Indications of source: It indicates the origin of the product or services from which the product or service is specifically originated.
Example: Made in India, Made in USA, Made in China, Made in Japan etc.
Geographical indication may also highlight the specific qualities of any products or services which are due to human factors that can be found in the place of origin of products or services such as specific manufacturing skills and tradition. Aranmula Kannadi is one of the best examples for the same.
Though geographical indication is a geographical name of a country or a region, it may also include any personal name, as long as such a name is easily recognized by the general public as an indication of the geographic origin of the product.
However, some nexus between the place of origin and the product or services should exist, even in case of mere indication of source. Else, the public would understand the same as a classy trademark and not as an indication of the place of origin.
In other words, for an indication to function as a geographical indication there must be a link between some characteristics of the goods and the particular region where it was produced. Such a link must inform the consumers of some important characteristic of the product that will influence their decision to purchase such goods or services.
Similarly, agricultural products typically have qualities that derive from their place of production and are influenced by specific local factors, such as climate and soil are also protected under geographical indication. Darjeeling tea is one of the best examples for the same.
Geographical indication can be used as a tool for promoting local economy. Unlike trademarks, geographical indications are not an individual property for the use by the owner alone. It permits any user of producer of such region to use the geographical indication.
Many geographical indications have obtained valuable reputations which, if not adequately protected may be misrepresented by dishonest commercial enterprises. Thus, false use of geographical indication by any unauthorized parties is detrimental to consumers and legitimate producers.
Paris Convention on Geographical Indication
There is no special provisions in the Paris Convention for the protection of indication of sources or appellation of origin. It establishes that an indication of source cannot be used for goods which originates from different geographical area or locations.
TRIPS agreement on Geographical Indication
By virtue of Article 23 of the TRIPS Agreement provides that interested parties must have the legal means to prevent the use of geographical indication identifying products for products not originating from the place indicated by the geographical indication.

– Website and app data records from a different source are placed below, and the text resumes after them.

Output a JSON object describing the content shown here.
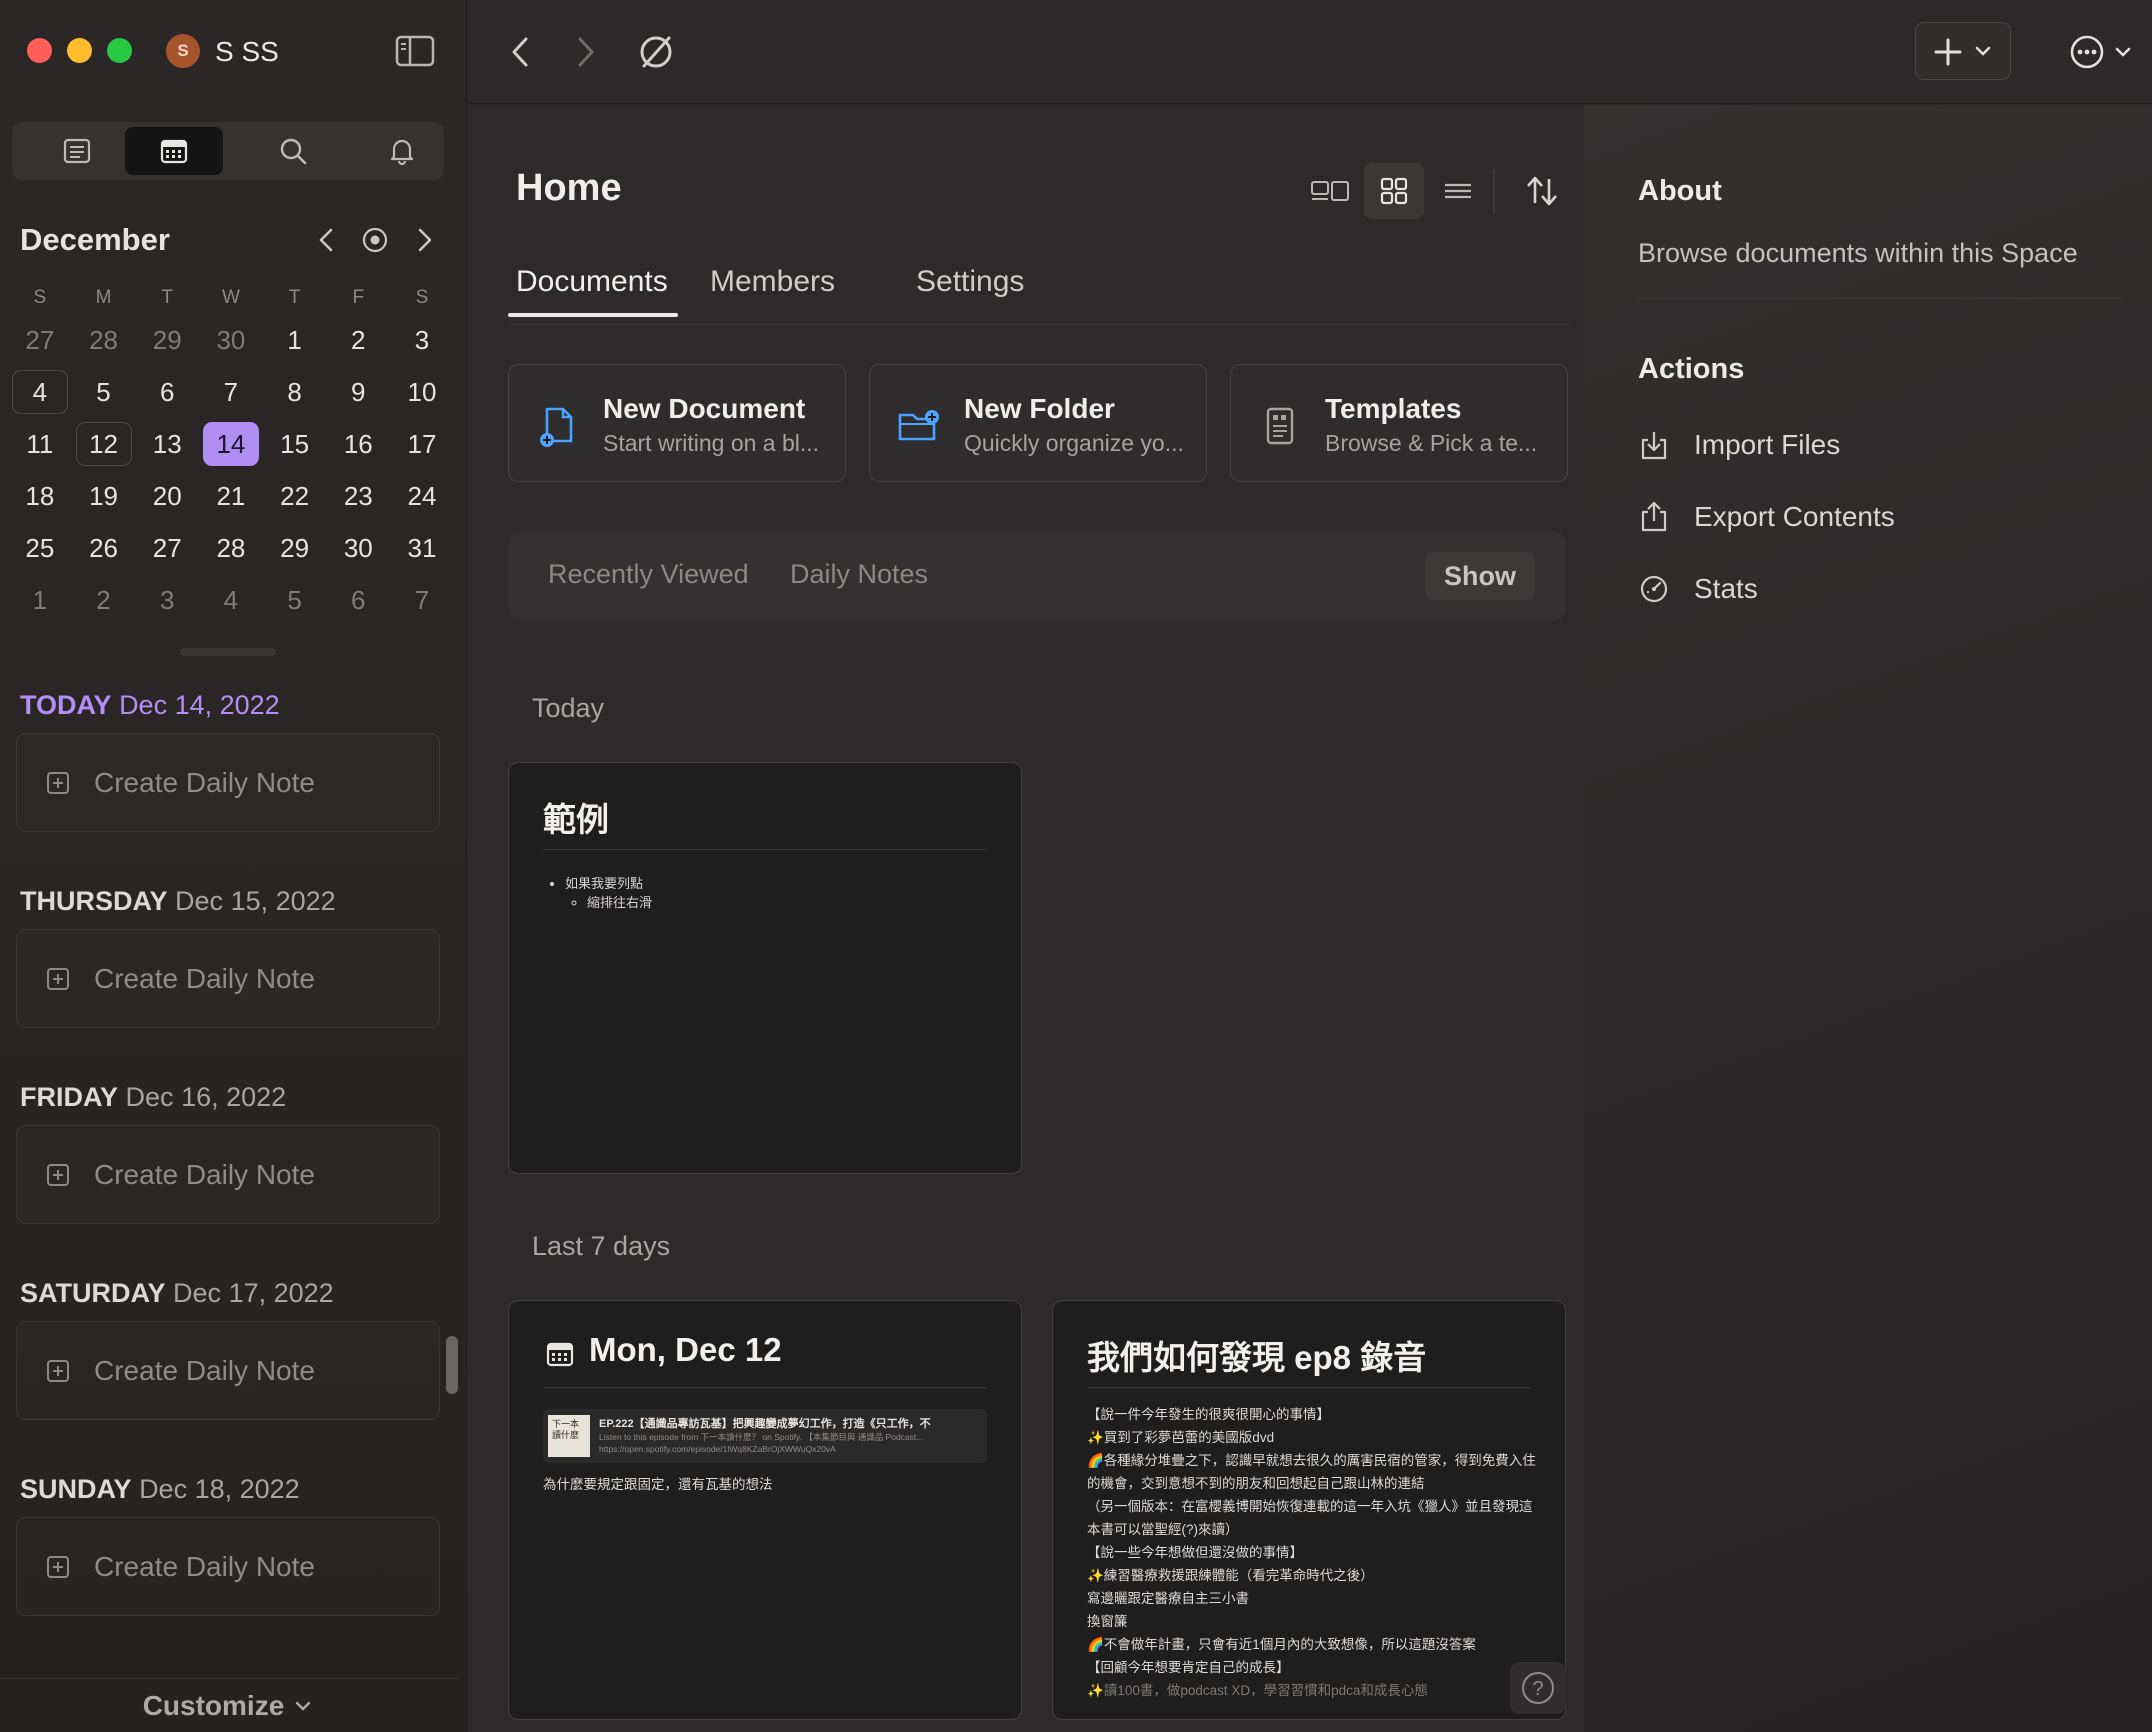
{
  "window": {
    "workspace": {
      "avatar_letter": "S",
      "name": "S SS"
    }
  },
  "sidebar": {
    "view_switch": [
      "documents-view",
      "calendar-view",
      "search",
      "notifications"
    ],
    "calendar": {
      "month": "December",
      "weekday_headers": [
        "S",
        "M",
        "T",
        "W",
        "T",
        "F",
        "S"
      ],
      "weeks": [
        [
          "27",
          "28",
          "29",
          "30",
          "1",
          "2",
          "3"
        ],
        [
          "4",
          "5",
          "6",
          "7",
          "8",
          "9",
          "10"
        ],
        [
          "11",
          "12",
          "13",
          "14",
          "15",
          "16",
          "17"
        ],
        [
          "18",
          "19",
          "20",
          "21",
          "22",
          "23",
          "24"
        ],
        [
          "25",
          "26",
          "27",
          "28",
          "29",
          "30",
          "31"
        ],
        [
          "1",
          "2",
          "3",
          "4",
          "5",
          "6",
          "7"
        ]
      ],
      "selected_day": "14"
    },
    "days": [
      {
        "weekday": "TODAY",
        "date": "Dec 14, 2022",
        "button": "Create Daily Note"
      },
      {
        "weekday": "THURSDAY",
        "date": "Dec 15, 2022",
        "button": "Create Daily Note"
      },
      {
        "weekday": "FRIDAY",
        "date": "Dec 16, 2022",
        "button": "Create Daily Note"
      },
      {
        "weekday": "SATURDAY",
        "date": "Dec 17, 2022",
        "button": "Create Daily Note"
      },
      {
        "weekday": "SUNDAY",
        "date": "Dec 18, 2022",
        "button": "Create Daily Note"
      }
    ],
    "customize_label": "Customize"
  },
  "main": {
    "title": "Home",
    "tabs": [
      "Documents",
      "Members",
      "Settings"
    ],
    "actions": [
      {
        "title": "New Document",
        "subtitle": "Start writing on a bl..."
      },
      {
        "title": "New Folder",
        "subtitle": "Quickly organize yo..."
      },
      {
        "title": "Templates",
        "subtitle": "Browse & Pick a te..."
      }
    ],
    "recent": {
      "tab1": "Recently Viewed",
      "tab2": "Daily Notes",
      "show": "Show"
    },
    "sections": {
      "today": "Today",
      "last7": "Last 7 days"
    },
    "cards": {
      "today_card": {
        "title": "範例",
        "bullet": "如果我要列點",
        "sub_bullet": "縮排往右滑"
      },
      "daily_card": {
        "title": "Mon, Dec 12",
        "embed_thumb": "下一本讀什麼",
        "embed_title": "EP.222【通識品專訪瓦基】把興趣變成夢幻工作，打造《只工作，不",
        "embed_desc": "Listen to this episode from 下一本讀什麼？ on Spotify. 【本集節目與 通識品 Podcast...",
        "embed_url": "https://open.spotify.com/episode/1lWq8KZaBrOjXWWuQx20vA",
        "text": "為什麼要規定跟固定，還有瓦基的想法"
      },
      "ep8_card": {
        "title": "我們如何發現 ep8 錄音",
        "lines": [
          "【說一件今年發生的很爽很開心的事情】",
          "✨買到了彩夢芭蕾的美國版dvd",
          "🌈各種緣分堆疊之下，認識早就想去很久的厲害民宿的管家，得到免費入住的機會，交到意想不到的朋友和回想起自己跟山林的連結",
          "（另一個版本：在富櫻義博開始恢復連載的這一年入坑《獵人》並且發現這本書可以當聖經(?)來讀）",
          "【說一些今年想做但還沒做的事情】",
          "✨練習醫療救援跟練體能（看完革命時代之後）",
          "寫邊曬跟定醫療自主三小書",
          "換窗簾",
          "🌈不會做年計畫，只會有近1個月內的大致想像，所以這題沒答案",
          "【回顧今年想要肯定自己的成長】",
          "✨讀100書，做podcast XD，學習習慣和pdca和成長心態"
        ]
      }
    }
  },
  "right_panel": {
    "about_title": "About",
    "about_desc": "Browse documents within this Space",
    "actions_title": "Actions",
    "actions": [
      "Import Files",
      "Export Contents",
      "Stats"
    ]
  },
  "colors": {
    "accent": "#b28ef2",
    "today_text": "#b48ef5",
    "bg": "#2a2828"
  }
}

This article applies even where the public is not being mislead, there is no unfair competition and true origin of the goods are indicated OR the GI is accompanied be expressions such as kind, type, style, imitation or the like.